I don’t know what makes this funny.
Google trends shows that if there’s any link at all between money and problems, it’s not the way Biggie told us.
Mr. No Legs is the only film featuring Ted Vollrath — Korean War veteran, double amputee, and the only person to earn a black belt in karate training out of a wheel-chair.
In Area 51 in the 50s and 60s, Americans designing secret planes had to be wary of Soviet satellites flying overhead. They knew the schedule of the satellites, so they could stow the plane prototypes away before the satellites came by. However, the infrared satellites could still see the shape of the prototype based on the shape of the cool spot that had been created by its shadow.
To thwart the infrared satellites, Area 51 crews began constructing fanciful fake planes out of cardboard and other mundane materials, to cast misleading shadows for the Soviets to ponder. (Not intended to be seen, the decoys themselves were scooted out of sight before satellite flyovers.) Sometimes staff even fired up heaters near imaginary engine locations to make it look as if planes had just landed.
Harold Camping has finally spoken up about his failed prophecy. At first, the non-event was very confusing to him, but after some thought he sorted it out.
What he decided, apparently, was that May 21 had been “an invisible judgment day,” of the spiritual variety, rather than his original vision of earthquakes and other disasters leading to five months of hell on earth, culminating in a spectacular doomsday on Oct. 21 — something he had repeatedly guaranteed. On Monday, however, Mr. Camping seemed satisfied with his new interpretation, which apparently spared humankind its months of torture for a single day of destruction.
“The world has been warned,” said Mr. Camping, who said this would be his last interview. He added that his company — which had bought billboard space nationwide to promote the May 21 date — would not promote his new prediction, Oct. 21.

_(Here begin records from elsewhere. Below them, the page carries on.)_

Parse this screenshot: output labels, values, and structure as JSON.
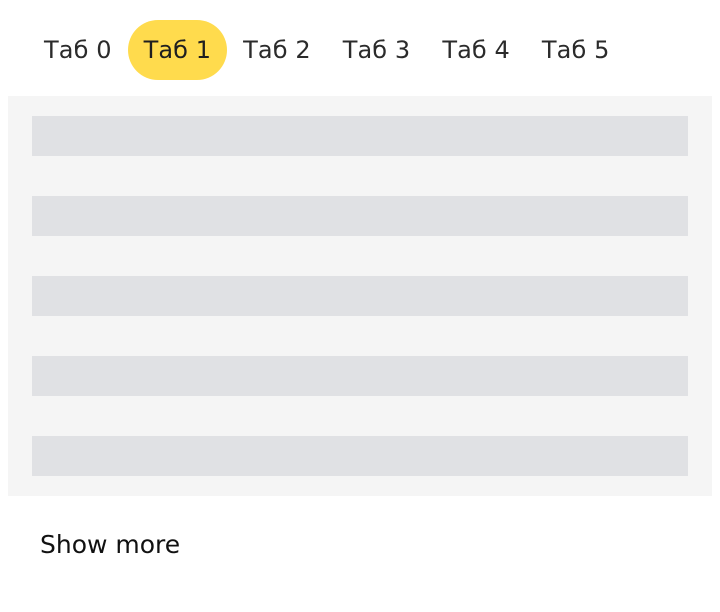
{
  "tabs": [
    {
      "label": "Таб 0",
      "active": false
    },
    {
      "label": "Таб 1",
      "active": true
    },
    {
      "label": "Таб 2",
      "active": false
    },
    {
      "label": "Таб 3",
      "active": false
    },
    {
      "label": "Таб 4",
      "active": false
    },
    {
      "label": "Таб 5",
      "active": false
    }
  ],
  "content": {
    "skeleton_rows": 5
  },
  "show_more_label": "Show more",
  "colors": {
    "active_tab": "#ffdb4d",
    "panel_background": "#f5f5f5",
    "skeleton_row": "#e0e1e4"
  }
}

“We don’t have to talk about this anymore,” he said.
Come on guys, we don’t have to talk about this anymore.
Chinese immigrants working on the Transcontinental Railroad used snake oil to treat their sore muscles.
Chinese water-snake oil contains 20 percent eicosapentaenoic acid (EPA), one of the two types of omega-3 fatty acids most readily used by our bodies. Salmon, one of the most popular food sources of omega-3s, contains a maximum of 18 percent EPA, lower than that of snake oil.
Omega-3s reduce inflammation in muscles and joints. Hearing about this, fraudulent medicine salesmen started selling “rattlesnake oil”. Rattlesnakes have far less omega-3 fatty acid, but nevertheless, the medicine never included any actual snake oil.